Recent work has shown that solar wind-magnetosphere coupling is more efficient for CIR-driven events than for CME-driven events. The study herein looks into the individual physical parameters of Corotating Interaction Regions (CIRs) and Coronal Mass Ejections (CMEs) and looks to isolate particular characteristics that leads to greater coupling of energy from the solar wind into the magnetosphere for certain classes of magnetic storms. While it is clear that these two types of events are distinct in their outcome, it is not known what in the nature of the events leads to these different results. The variation level in the z-component of the Interplanetary Magnetic field (IMF) and the Alfvénic Mach number one hour prior to the onset of a CIR or CME event are investigated as possibly related to the coupling efficiency. While there was no significant correlation between any particular characteristic and energy coupling efficiency, the most promising result came from the Alfvénic Mach number and its effect on the energy efficiency of the storm main phase. The Alfvénic Mach numbers of CIR and CME events had the strongest connection to the main phase energy efficiency. More study is needed on the connection between the Alfvénic Mach number as it relates to energy efficiency. Different or combinations of characteristics of these storms may also shed more light on the necessary conditions for a more geoeffective event.

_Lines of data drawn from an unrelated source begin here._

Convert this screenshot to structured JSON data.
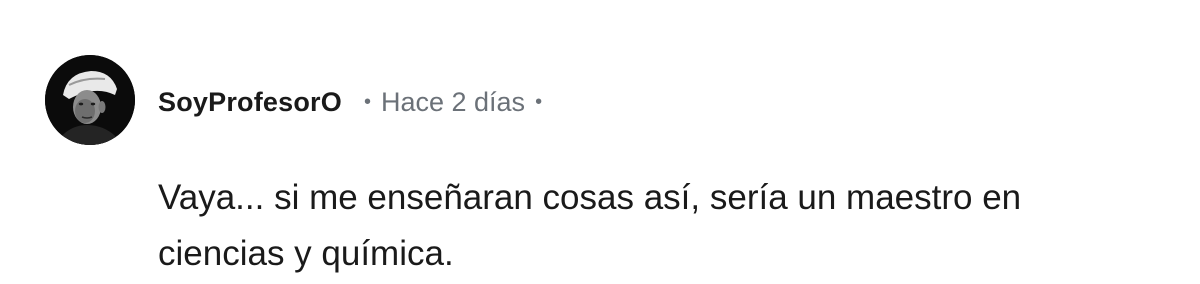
{
  "comment": {
    "author": "SoyProfesorO",
    "separator": "•",
    "timestamp": "Hace 2 días",
    "text": "Vaya... si me enseñaran cosas así, sería un maestro en ciencias y química.",
    "avatar_icon": "user-avatar-photo"
  },
  "colors": {
    "author": "#1a1a1a",
    "meta": "#6b7178",
    "body": "#1a1a1a",
    "background": "#ffffff"
  }
}
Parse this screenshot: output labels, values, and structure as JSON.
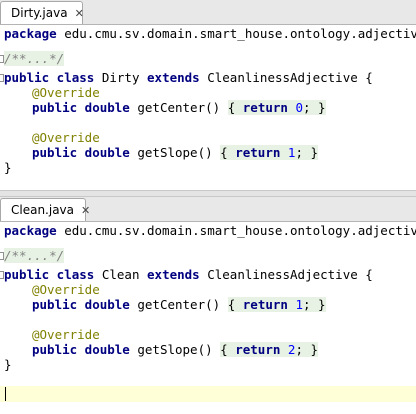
{
  "editors": [
    {
      "tab": "Dirty.java",
      "package_kw": "package",
      "package_name": "edu.cmu.sv.domain.smart_house.ontology.adjective;",
      "doc_comment": "/**...*/",
      "class_line": {
        "mods": "public class",
        "name": "Dirty",
        "extends_kw": "extends",
        "super": "CleanlinessAdjective {"
      },
      "methods": [
        {
          "annotation": "@Override",
          "mods": "public double",
          "name": "getCenter()",
          "body_kw": "return",
          "value": "0",
          "end": ";"
        },
        {
          "annotation": "@Override",
          "mods": "public double",
          "name": "getSlope()",
          "body_kw": "return",
          "value": "1",
          "end": ";"
        }
      ],
      "close": "}"
    },
    {
      "tab": "Clean.java",
      "package_kw": "package",
      "package_name": "edu.cmu.sv.domain.smart_house.ontology.adjective;",
      "doc_comment": "/**...*/",
      "class_line": {
        "mods": "public class",
        "name": "Clean",
        "extends_kw": "extends",
        "super": "CleanlinessAdjective {"
      },
      "methods": [
        {
          "annotation": "@Override",
          "mods": "public double",
          "name": "getCenter()",
          "body_kw": "return",
          "value": "1",
          "end": ";"
        },
        {
          "annotation": "@Override",
          "mods": "public double",
          "name": "getSlope()",
          "body_kw": "return",
          "value": "2",
          "end": ";"
        }
      ],
      "close": "}"
    }
  ],
  "close_icon": "close-x-icon"
}
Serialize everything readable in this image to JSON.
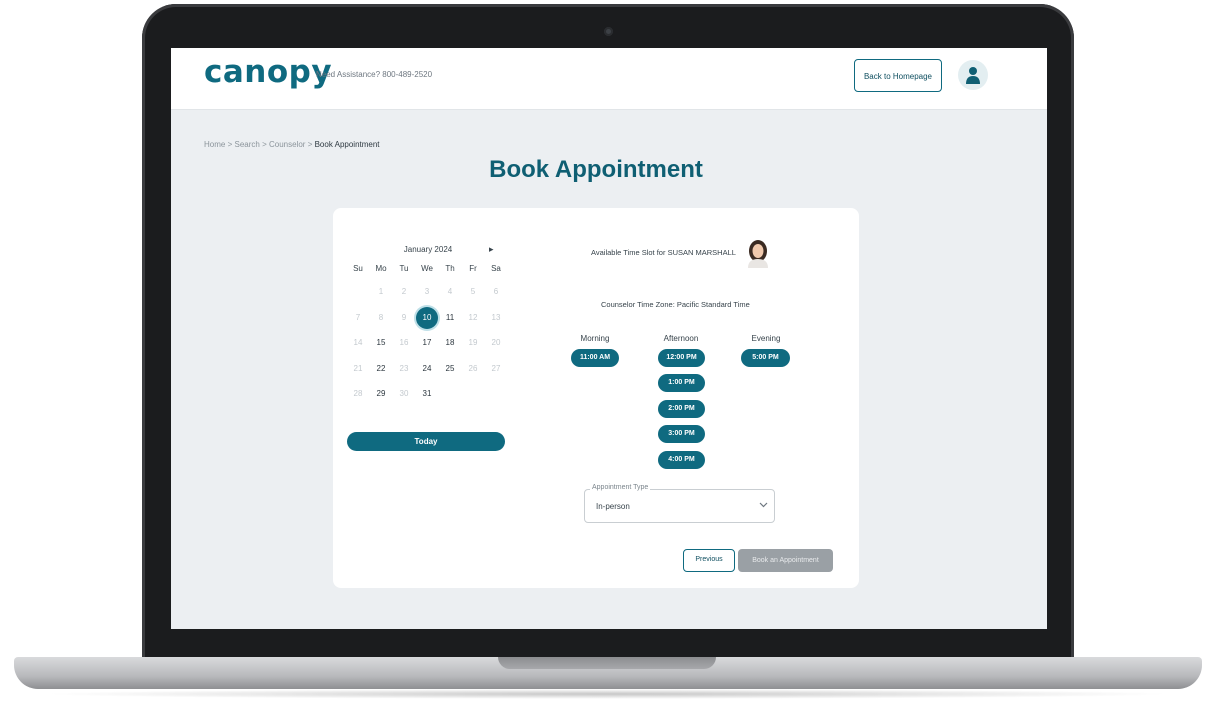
{
  "header": {
    "logo": "canopy",
    "assistance": "Need Assistance? 800-489-2520",
    "back_button": "Back to Homepage"
  },
  "breadcrumb": {
    "items": [
      "Home",
      "Search",
      "Counselor"
    ],
    "current": "Book Appointment"
  },
  "page_title": "Book Appointment",
  "calendar": {
    "month": "January 2024",
    "weekdays": [
      "Su",
      "Mo",
      "Tu",
      "We",
      "Th",
      "Fr",
      "Sa"
    ],
    "days": [
      "1",
      "2",
      "3",
      "4",
      "5",
      "6",
      "7",
      "8",
      "9",
      "10",
      "11",
      "12",
      "13",
      "14",
      "15",
      "16",
      "17",
      "18",
      "19",
      "20",
      "21",
      "22",
      "23",
      "24",
      "25",
      "26",
      "27",
      "28",
      "29",
      "30",
      "31"
    ],
    "selected_day": "10",
    "available_days": [
      "11",
      "15",
      "17",
      "18",
      "22",
      "24",
      "25",
      "29",
      "31"
    ],
    "today_button": "Today"
  },
  "availability": {
    "title": "Available Time Slot for SUSAN MARSHALL",
    "timezone": "Counselor Time Zone: Pacific Standard Time",
    "columns": [
      {
        "label": "Morning",
        "slots": [
          "11:00 AM"
        ]
      },
      {
        "label": "Afternoon",
        "slots": [
          "12:00 PM",
          "1:00 PM",
          "2:00 PM",
          "3:00 PM",
          "4:00 PM"
        ]
      },
      {
        "label": "Evening",
        "slots": [
          "5:00 PM"
        ]
      }
    ]
  },
  "appointment_type": {
    "label": "Appointment Type",
    "value": "In-person"
  },
  "actions": {
    "previous": "Previous",
    "book": "Book an Appointment"
  },
  "colors": {
    "brand": "#0f6a80",
    "disabled_button": "#9aa0a5",
    "screen_bg": "#eceff2"
  }
}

Southeastern Association for Research in Astronomy
Laughlin, L., & Turner, N.E. (2008). Geoeffectiveness of CIR and CME events: Factors contributing to their differences. Journal of the Southeastern Association for Research in Astronomy, 2, 19-22.
Journal of the Southeastern Association for Research in Astronomy